Excerpts from an interface dataset:
━━━━━━━━━━

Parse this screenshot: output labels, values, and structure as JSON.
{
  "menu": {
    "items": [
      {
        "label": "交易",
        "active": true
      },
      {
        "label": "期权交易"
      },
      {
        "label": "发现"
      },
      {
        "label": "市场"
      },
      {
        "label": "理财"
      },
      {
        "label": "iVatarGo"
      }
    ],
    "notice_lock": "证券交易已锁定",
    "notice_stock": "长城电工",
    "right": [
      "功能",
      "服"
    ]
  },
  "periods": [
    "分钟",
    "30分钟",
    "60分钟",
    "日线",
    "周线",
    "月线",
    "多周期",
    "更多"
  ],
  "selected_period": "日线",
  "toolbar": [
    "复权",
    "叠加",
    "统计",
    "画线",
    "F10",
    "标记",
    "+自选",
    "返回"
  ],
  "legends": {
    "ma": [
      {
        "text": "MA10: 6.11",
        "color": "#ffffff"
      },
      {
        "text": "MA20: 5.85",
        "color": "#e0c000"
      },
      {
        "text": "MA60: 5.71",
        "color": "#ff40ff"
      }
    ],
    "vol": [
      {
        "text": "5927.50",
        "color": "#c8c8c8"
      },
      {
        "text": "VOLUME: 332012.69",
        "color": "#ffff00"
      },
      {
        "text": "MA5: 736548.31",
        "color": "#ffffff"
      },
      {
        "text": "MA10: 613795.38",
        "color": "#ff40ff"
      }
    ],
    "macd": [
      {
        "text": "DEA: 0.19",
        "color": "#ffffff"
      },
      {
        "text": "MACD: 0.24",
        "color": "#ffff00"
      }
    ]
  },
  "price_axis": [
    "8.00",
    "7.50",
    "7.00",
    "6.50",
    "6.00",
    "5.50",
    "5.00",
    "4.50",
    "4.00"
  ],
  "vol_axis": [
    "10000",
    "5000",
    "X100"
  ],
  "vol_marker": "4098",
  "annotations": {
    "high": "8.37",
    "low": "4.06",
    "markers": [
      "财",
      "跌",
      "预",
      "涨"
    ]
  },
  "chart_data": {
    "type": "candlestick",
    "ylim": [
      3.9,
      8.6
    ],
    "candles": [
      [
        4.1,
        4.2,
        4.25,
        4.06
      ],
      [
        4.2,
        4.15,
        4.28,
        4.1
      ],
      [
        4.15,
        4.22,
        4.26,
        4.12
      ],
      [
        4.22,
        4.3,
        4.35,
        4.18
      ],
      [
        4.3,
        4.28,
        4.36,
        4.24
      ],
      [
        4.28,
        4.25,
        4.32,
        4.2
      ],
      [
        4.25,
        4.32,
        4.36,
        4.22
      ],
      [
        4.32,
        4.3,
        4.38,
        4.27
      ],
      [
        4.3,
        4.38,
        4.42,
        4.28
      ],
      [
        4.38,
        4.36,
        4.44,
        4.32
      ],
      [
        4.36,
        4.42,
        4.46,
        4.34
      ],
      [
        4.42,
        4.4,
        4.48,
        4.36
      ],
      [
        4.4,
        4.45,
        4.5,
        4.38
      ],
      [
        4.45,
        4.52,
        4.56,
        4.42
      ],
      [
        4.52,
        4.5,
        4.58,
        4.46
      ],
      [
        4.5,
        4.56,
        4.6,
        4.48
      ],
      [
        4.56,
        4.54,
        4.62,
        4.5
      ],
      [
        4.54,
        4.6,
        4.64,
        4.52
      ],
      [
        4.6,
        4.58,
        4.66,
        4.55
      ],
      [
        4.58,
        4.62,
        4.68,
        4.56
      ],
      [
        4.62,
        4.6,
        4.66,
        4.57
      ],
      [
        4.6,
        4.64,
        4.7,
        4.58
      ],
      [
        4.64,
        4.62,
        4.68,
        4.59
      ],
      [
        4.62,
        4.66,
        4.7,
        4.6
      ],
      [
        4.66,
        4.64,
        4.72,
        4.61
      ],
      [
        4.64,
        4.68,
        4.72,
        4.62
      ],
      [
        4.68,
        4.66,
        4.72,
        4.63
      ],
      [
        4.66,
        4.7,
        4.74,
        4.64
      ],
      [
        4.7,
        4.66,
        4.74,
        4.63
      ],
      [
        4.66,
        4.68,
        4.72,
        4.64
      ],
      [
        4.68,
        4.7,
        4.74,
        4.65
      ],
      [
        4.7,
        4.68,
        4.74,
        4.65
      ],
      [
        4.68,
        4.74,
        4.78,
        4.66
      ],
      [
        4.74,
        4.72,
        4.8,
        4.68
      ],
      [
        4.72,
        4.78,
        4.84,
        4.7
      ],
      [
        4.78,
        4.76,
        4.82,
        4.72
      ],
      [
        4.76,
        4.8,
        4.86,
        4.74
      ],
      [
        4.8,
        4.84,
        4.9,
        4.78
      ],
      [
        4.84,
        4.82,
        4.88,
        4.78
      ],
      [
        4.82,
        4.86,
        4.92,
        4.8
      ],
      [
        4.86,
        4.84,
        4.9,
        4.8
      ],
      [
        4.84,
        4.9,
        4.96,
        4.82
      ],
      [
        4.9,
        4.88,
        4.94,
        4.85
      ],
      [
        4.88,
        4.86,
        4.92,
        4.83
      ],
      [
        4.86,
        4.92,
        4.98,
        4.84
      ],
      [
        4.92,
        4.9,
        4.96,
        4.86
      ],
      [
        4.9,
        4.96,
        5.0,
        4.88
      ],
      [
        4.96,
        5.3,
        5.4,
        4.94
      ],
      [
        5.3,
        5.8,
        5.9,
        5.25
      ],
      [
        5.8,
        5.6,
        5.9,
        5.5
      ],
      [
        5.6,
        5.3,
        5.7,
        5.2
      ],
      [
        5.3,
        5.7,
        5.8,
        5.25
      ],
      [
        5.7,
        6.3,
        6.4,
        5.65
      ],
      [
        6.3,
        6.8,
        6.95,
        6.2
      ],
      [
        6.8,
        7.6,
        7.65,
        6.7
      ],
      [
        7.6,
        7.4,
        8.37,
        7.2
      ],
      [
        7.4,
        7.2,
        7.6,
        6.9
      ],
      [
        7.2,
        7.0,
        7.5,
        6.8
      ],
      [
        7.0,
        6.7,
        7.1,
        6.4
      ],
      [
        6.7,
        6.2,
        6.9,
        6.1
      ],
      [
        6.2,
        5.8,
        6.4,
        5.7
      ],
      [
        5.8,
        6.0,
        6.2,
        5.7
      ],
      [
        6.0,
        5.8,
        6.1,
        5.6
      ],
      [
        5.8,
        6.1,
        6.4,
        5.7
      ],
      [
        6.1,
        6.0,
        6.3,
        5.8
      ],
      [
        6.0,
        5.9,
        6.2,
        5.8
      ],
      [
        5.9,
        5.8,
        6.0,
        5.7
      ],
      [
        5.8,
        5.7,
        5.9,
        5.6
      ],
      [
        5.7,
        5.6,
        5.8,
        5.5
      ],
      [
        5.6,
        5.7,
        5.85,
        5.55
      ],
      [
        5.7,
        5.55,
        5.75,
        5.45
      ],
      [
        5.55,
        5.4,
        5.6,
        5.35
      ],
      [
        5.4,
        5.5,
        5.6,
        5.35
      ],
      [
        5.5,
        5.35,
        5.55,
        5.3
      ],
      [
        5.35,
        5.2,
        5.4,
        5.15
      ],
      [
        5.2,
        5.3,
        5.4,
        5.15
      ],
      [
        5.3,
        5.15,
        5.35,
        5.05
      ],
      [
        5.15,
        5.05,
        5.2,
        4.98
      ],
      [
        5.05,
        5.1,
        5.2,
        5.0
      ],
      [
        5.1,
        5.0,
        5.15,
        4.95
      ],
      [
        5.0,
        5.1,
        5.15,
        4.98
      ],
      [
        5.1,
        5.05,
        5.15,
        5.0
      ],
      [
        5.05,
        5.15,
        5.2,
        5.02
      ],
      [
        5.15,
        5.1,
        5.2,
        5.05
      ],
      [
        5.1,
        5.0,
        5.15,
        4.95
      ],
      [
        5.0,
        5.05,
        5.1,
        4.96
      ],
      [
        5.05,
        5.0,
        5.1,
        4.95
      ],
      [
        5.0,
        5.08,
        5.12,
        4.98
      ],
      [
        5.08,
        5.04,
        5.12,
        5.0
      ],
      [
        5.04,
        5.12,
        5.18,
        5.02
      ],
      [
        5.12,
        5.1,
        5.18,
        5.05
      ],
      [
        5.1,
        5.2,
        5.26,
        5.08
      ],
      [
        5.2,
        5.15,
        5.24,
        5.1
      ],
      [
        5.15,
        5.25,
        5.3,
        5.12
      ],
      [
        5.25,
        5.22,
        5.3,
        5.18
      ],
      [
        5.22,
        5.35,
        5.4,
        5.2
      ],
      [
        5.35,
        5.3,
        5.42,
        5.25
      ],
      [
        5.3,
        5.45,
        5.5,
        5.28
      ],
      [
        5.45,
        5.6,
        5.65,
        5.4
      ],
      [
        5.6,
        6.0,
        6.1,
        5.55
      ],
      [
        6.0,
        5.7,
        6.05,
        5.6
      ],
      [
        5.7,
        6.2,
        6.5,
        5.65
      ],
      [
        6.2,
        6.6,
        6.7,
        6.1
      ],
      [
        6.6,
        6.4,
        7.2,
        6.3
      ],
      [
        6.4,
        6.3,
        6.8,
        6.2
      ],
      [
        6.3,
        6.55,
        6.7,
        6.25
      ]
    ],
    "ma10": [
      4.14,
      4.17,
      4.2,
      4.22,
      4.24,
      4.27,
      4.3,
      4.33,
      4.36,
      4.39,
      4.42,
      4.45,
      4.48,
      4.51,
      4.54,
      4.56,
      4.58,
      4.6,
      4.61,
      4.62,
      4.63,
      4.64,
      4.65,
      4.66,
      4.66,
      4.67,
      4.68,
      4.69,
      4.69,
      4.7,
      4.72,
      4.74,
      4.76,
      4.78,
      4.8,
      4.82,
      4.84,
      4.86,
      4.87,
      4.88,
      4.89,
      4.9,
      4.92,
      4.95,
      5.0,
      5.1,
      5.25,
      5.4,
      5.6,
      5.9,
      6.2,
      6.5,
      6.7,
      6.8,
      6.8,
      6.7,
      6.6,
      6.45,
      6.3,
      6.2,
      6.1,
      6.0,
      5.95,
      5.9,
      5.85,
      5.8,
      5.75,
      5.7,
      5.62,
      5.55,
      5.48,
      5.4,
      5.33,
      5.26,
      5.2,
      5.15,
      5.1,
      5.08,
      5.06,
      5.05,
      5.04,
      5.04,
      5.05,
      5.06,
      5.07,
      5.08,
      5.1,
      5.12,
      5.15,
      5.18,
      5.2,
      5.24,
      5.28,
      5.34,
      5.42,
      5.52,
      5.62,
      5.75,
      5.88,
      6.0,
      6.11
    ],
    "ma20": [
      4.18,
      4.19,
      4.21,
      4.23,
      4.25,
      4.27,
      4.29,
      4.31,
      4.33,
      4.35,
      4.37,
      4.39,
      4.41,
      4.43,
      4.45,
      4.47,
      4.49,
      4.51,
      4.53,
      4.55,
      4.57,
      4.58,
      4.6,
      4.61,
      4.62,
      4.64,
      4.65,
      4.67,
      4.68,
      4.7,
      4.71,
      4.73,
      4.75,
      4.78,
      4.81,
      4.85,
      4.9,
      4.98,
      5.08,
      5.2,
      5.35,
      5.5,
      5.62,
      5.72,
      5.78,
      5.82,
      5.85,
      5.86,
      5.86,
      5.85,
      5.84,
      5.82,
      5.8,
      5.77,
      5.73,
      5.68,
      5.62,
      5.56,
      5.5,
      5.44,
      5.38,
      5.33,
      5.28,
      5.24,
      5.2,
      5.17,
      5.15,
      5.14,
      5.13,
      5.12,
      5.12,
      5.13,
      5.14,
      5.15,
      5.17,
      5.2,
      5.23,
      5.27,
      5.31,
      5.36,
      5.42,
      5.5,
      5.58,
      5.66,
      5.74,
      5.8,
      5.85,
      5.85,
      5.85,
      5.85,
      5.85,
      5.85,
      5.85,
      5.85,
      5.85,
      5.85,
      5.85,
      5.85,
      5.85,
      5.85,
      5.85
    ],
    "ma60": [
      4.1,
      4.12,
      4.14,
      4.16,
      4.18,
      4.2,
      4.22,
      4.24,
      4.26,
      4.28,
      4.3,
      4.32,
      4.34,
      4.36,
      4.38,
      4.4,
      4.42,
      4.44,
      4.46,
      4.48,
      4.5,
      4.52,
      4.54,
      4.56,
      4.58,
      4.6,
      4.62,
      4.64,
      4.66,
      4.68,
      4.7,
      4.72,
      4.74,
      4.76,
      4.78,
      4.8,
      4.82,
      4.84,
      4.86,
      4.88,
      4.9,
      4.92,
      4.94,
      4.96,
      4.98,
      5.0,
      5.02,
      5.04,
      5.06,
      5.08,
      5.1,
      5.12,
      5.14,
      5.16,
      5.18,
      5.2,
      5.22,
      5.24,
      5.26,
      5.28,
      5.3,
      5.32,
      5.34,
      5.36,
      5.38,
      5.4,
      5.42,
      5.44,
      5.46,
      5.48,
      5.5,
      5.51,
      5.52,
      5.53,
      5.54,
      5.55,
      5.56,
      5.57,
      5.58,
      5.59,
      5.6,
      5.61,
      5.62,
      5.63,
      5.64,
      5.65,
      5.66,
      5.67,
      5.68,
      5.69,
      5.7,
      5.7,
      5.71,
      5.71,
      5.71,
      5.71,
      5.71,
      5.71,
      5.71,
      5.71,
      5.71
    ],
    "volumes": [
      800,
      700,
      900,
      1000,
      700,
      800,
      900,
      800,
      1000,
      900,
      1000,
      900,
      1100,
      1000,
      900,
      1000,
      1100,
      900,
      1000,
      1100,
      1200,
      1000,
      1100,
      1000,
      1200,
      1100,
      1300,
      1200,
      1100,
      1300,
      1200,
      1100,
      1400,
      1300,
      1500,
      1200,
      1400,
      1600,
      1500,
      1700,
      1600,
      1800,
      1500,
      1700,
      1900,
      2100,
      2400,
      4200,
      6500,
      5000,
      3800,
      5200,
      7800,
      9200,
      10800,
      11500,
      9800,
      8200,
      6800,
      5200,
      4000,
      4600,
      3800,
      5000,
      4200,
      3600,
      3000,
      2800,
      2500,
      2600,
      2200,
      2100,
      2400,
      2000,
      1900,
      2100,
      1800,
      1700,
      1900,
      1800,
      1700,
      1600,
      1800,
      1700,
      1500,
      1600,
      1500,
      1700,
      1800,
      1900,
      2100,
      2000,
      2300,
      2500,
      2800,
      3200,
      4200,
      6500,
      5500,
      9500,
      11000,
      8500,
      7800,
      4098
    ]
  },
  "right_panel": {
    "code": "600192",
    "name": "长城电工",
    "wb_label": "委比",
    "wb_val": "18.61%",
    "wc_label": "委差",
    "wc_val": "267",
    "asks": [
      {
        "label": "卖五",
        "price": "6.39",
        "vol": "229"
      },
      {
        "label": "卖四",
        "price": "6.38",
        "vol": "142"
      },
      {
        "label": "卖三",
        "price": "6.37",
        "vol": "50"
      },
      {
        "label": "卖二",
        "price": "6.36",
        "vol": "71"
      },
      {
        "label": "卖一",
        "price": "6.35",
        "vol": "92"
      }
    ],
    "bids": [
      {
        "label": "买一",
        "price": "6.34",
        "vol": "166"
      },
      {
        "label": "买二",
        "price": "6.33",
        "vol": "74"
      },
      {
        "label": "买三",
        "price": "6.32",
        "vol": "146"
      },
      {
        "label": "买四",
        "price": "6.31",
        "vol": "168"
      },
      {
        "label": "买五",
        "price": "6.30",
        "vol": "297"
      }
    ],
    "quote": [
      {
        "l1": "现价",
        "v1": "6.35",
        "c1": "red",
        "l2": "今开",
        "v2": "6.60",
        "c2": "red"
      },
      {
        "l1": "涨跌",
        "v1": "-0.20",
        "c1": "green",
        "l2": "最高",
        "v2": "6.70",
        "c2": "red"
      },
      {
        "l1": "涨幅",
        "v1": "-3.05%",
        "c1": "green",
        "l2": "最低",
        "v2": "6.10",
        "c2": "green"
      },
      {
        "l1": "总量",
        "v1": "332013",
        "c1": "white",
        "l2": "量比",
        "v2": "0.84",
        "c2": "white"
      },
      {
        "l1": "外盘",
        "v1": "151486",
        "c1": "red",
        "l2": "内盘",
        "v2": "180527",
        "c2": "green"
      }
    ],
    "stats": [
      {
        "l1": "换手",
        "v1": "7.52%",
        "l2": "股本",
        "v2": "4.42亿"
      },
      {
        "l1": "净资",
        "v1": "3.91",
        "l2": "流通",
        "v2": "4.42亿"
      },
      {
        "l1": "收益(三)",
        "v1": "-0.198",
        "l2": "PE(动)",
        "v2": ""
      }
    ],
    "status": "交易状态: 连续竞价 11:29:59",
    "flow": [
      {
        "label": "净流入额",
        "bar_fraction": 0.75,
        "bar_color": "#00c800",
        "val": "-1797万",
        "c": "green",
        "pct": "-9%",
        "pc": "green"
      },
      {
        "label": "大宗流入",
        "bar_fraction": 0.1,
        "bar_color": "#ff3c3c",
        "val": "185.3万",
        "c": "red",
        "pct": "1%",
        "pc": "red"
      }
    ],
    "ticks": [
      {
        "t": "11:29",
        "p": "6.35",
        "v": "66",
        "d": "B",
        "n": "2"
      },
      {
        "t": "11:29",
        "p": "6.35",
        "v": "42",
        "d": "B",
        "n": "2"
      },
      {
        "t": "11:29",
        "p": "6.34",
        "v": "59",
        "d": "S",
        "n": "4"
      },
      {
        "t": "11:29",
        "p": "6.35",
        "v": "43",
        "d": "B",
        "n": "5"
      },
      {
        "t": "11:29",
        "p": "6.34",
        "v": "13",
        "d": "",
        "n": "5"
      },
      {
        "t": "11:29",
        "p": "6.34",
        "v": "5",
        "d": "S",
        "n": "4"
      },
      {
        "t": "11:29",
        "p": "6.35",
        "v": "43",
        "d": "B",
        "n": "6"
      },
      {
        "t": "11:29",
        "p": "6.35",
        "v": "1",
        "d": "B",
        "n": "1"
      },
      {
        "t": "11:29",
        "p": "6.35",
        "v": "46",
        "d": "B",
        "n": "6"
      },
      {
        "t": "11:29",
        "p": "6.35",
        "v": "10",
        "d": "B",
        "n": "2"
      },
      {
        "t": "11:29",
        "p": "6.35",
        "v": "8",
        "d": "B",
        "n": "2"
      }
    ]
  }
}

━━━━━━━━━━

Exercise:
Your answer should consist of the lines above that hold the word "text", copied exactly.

Response to this task:
        "text": "MA10: 6.11",
        "text": "MA20: 5.85",
        "text": "MA60: 5.71",
        "text": "5927.50",
        "text": "VOLUME: 332012.69",
        "text": "MA5: 736548.31",
        "text": "MA10: 613795.38",
        "text": "DEA: 0.19",
        "text": "MACD: 0.24",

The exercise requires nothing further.